Healthy eating habits may preserve cognitive function and reduce the risk of dementia.
A group of U.S. scientists have found that, among nearly 6,000 older adults in a Health and Retirement Study, those who consistently followed diets long known to contribute to cardiovascular health were also more likely to maintain strong cognitive function in old age. They found that sticking to the Mediterranean diet was associated with 30 to 35 percent lower risk of cognitive impairment in healthy older adults. In fact, the investigators discovered that those with healthier diets exhibited meaningful preservation of cognitive function.
- The Mediterranean and DASH (Dietary Approaches to Stop Hypertension) diets were originally developed or codified to help improve cardiovascular health.
- A hybrid of these diets, called the Mediterranean-DASH Intervention for Neurodegenerative Delay, or MIND diet, is gaining attention for its potential positive effects on preserving cognitive function and reducing dementia risk in older individuals.
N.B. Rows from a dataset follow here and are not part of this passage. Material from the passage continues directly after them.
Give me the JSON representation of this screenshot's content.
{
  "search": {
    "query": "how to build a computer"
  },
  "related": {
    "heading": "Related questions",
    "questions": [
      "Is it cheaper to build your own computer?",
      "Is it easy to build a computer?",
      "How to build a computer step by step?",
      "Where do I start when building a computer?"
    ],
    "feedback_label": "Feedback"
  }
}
A 2015 study found that individuals adhering to this diet exhibited less cognitive decline as they aged.
Other diet-related studies reported at AAIC 2017 included:
- Researchers from the Karolinska Institute in Sweden found that – in a group of more than 2,200 older adults – people sticking to a Healthy Nordic Diet (including non-root vegetables, certain fruits, fish and poultry) enjoyed better cognitive status than individuals who ate a less healthy diet.
- From more than 7,000 participants in the U.S.-based Women’s Health Initiative Memory Study, researchers found that older women who ate diets traditionally thought of as heart-healthy, in particular the MIND Diet, were less likely to develop dementia.
- A team of researchers at Columbia University presented data suggesting that poor diet may promote premature signs of brain aging through inflammatory mechanisms, which were also associated with smaller brain volume.
“Although the idea that a healthy diet can help protect against cognitive decline as we age is not new, the size and length of these four studies demonstrate how powerful good dietary practices may be in maintaining brain health and function,” said Keith Fargo, PhD, Alzheimer’s Association Director of Scientific Programs and Outreach.
“That said, we must understand that what we eat is just one part of the puzzle. Adapting our lifestyles as we get older – for example by exercising regularly, watching what we eat and engaging in lifelong learning – is important in order to maximize the potential to reduce risk of cognitive decline and dementia.”